  • What is Complementary and Alternative Medicine (CAM)? (cont.) In an effort to create some structure around CAM, NCCAM has created a classification system to encompass the multitude of CAM therapies. The categories are: Whole medical systems Whole medical systems are based on a complete system of theory and practice that has originated separately and often earlier than the development of conventional western medical practices. They are not a single practice or a remedy, but based on a whole philosophy or lifestyle. Some of these were developed in Western cultures such as homeopathy and naturopathy, while others come from the non-western ancient cultures. These include:

    Homeopathy. A system that used highly diluted doses of a substance that causes symptoms to enable the bodys self-healing response.

    Naturopathy. A philosophy that utilizes non-invasive treatments to help the body heal itself. Practices utilized include massage, herbal remedies, exercise and lifestyle counseling.

    Ayurvedic medicine. A medical system from India that originated in the 5th century A.D... It focuses on a customized treatment based on the individual using practices such as yoga, meditation, massage, diet and herbs.

    Ancient medicines. These included Chinese, Asian, Pacific Islander, American Indian and Tibetan practices. Chinese medicine, for example, includes treatments such as acupuncture, qigong, herbal medicine, exercise and breathing techniques.

    Mind-body interventions Mind-body medicine works to use the mind to affect the body and its physical symptoms. The premise is that the mind and body must be in harmony to stay healthy. Examples include psychotherapy, guided imagery, meditation, prayer & mental healing, hypnosis, dance, music and art therapy. Some mind-body practices systems that were once considered CAM are now mainstream including support groups and cognitive-behavioral therapy. 9 Biologically based treatments These treatments utilize natural but unproven products such as herbs, minerals and hormones to promote health. Examples include specialized diets (ex: macrobiotics), dietary supplements and herbal therapies. These products are trusted by many because they are natural and they have been used for thousands of years. However, many of these treatments are scientifically unproven, and can be harmful, particularly from interactions with other medications. 10 Manipulative and body-based methods These practices are based on manipulation: the application of controlled force to a joint, moving it beyond the normal range of motion in an effort to aid in restoring health.11 Examples include chiropractic care, osteopathic manipulation, massage therapy, pressure point therapies, rolfing, polarity therapy and craniosacral therapy. 12

  • What is Complementary and Alternative Medicine (CAM)? (cont.) Energy therapies Energy medicine practioners believe an invisible energy force flows through the body. When this force becomes blocked or unbalanced, it manifests physical illness. This force has been referred to as chi, prana and the life force. The goal of these therapies is to correct this blockage. The field is divided into two areas, biofield and bioelectromagnetic based therapy. Biofield therapies, work to affect the energy fields that purportedly surround and penetrate the human body through applying pressure or manipulating the body by placing the hands in or through these fields. 13 Examples include qigong, reiki and therapeutic touch therapy.
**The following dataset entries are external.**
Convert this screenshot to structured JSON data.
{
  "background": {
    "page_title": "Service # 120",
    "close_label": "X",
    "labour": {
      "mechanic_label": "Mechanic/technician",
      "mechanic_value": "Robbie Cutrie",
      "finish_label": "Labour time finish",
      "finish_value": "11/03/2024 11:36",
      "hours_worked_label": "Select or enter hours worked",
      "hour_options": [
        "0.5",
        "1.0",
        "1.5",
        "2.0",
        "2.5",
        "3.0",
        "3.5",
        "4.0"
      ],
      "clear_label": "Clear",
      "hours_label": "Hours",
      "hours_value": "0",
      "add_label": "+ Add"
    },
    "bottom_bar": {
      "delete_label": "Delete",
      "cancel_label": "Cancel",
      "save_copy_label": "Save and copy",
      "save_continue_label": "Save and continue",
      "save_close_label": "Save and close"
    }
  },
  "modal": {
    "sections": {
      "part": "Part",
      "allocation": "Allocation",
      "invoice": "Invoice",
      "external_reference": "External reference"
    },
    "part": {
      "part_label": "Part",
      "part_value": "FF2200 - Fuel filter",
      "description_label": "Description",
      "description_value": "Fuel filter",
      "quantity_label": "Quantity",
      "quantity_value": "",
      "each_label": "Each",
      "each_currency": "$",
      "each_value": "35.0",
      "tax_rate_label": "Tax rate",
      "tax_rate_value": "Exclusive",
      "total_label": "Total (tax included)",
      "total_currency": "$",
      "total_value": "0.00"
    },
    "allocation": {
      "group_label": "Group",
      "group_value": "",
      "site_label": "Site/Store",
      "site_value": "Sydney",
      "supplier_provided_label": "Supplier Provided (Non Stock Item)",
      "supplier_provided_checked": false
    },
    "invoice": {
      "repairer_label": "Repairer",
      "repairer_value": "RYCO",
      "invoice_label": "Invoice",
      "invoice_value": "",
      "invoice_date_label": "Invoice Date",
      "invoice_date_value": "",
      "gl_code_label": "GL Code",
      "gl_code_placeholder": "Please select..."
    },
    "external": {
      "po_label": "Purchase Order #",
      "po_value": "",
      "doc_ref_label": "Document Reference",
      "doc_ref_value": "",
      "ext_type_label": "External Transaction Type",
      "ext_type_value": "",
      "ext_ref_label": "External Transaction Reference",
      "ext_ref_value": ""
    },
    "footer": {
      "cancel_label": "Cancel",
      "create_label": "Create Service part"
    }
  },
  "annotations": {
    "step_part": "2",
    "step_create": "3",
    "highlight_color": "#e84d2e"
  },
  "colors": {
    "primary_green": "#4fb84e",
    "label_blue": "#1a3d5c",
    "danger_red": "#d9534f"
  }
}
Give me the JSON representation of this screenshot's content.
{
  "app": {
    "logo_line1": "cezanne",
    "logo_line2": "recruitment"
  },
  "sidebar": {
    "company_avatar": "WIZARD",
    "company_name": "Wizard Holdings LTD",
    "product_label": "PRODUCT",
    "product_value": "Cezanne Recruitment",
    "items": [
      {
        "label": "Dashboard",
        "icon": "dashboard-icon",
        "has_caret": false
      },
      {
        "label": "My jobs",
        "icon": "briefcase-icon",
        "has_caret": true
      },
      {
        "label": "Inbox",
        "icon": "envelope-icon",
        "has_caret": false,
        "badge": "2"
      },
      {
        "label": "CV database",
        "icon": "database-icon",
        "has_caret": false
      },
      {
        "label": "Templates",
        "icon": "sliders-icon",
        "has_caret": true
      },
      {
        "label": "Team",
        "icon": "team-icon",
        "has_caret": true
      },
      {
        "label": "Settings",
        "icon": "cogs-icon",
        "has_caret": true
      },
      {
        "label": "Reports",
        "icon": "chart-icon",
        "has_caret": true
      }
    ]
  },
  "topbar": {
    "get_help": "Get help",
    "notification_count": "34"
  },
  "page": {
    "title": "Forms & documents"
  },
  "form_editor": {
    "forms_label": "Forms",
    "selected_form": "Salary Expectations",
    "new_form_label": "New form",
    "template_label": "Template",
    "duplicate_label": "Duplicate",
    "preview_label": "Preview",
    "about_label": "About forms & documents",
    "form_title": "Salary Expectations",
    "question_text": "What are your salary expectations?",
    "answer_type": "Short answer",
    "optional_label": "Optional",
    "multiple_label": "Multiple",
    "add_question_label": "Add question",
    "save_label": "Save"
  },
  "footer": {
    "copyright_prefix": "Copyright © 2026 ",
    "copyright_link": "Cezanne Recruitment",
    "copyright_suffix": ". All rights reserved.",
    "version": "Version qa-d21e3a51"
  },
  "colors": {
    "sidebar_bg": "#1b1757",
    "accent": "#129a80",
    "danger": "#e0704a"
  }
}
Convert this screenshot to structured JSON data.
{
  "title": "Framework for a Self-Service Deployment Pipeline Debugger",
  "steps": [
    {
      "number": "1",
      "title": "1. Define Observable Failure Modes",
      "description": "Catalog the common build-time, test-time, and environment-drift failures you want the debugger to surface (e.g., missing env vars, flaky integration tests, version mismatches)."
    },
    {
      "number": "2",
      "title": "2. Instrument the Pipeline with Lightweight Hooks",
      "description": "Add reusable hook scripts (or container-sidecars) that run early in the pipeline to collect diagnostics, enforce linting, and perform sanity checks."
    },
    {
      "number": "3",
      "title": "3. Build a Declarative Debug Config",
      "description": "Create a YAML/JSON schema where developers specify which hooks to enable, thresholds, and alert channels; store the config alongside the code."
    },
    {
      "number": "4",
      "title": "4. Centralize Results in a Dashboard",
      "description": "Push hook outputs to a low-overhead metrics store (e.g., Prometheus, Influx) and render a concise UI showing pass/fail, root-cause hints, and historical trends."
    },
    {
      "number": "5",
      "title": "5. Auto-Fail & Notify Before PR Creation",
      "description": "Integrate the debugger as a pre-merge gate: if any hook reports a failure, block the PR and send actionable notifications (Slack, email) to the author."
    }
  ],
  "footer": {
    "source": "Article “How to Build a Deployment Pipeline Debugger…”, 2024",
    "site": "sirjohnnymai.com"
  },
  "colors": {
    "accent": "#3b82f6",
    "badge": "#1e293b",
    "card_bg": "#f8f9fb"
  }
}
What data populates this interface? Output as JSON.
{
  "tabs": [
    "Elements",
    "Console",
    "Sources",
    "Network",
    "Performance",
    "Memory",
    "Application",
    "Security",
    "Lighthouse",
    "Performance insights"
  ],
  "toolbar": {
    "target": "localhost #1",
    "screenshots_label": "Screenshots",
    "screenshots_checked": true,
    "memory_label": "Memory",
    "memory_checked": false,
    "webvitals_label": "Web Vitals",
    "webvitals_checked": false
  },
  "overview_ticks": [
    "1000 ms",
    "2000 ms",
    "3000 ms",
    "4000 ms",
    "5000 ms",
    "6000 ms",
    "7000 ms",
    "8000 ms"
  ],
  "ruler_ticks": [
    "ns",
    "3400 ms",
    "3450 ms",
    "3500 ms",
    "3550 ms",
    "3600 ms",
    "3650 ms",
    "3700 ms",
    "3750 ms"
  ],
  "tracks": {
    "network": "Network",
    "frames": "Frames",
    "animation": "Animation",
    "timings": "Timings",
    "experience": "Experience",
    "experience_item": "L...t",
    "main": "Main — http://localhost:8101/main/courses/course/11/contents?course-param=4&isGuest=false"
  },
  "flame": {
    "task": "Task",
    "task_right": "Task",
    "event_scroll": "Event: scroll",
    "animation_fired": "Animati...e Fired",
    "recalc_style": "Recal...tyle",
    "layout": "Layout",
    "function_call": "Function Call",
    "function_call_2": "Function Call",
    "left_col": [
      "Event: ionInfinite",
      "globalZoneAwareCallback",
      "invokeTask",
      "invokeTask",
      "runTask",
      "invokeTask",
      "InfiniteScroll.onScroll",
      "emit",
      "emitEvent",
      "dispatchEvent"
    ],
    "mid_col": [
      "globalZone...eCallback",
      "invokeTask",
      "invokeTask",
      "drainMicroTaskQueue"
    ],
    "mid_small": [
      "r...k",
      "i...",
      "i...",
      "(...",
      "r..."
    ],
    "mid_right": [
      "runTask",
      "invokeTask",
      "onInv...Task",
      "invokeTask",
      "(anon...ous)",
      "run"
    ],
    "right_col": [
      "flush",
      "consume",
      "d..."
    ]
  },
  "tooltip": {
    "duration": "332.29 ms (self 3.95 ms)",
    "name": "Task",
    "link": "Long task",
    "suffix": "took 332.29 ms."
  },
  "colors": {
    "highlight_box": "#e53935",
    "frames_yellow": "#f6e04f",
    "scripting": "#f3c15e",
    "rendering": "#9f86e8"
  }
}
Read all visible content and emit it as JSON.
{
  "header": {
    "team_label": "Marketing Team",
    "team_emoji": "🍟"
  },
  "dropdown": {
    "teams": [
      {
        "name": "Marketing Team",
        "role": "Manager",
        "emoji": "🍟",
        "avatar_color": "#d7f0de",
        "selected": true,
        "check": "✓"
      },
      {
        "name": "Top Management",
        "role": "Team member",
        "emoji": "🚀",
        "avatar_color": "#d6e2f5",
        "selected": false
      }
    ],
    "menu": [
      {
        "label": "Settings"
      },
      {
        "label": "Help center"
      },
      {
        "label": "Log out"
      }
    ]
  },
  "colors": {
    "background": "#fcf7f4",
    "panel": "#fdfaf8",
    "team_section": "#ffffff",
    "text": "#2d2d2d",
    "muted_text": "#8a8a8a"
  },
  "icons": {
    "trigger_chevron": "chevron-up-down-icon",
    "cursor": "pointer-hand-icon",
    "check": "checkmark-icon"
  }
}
Bioelectromagnetic therapies utilize magnetic, pulsed or direct current fields for healing.14 The Most Popular CAM Therapies The 2002 edition of the NCHS's National Health Interview Survey (NHIS) is an annual study regarding health that included questions about CAM for 2002. Within this study, the most common CAM therapies (excluding prayer) were natural products, deep breathing, meditation, chiropractic, yoga, massage and diet. The most commonly used remedies within the natural products category were Echinacea, ginseng, ginkgo, glucosamine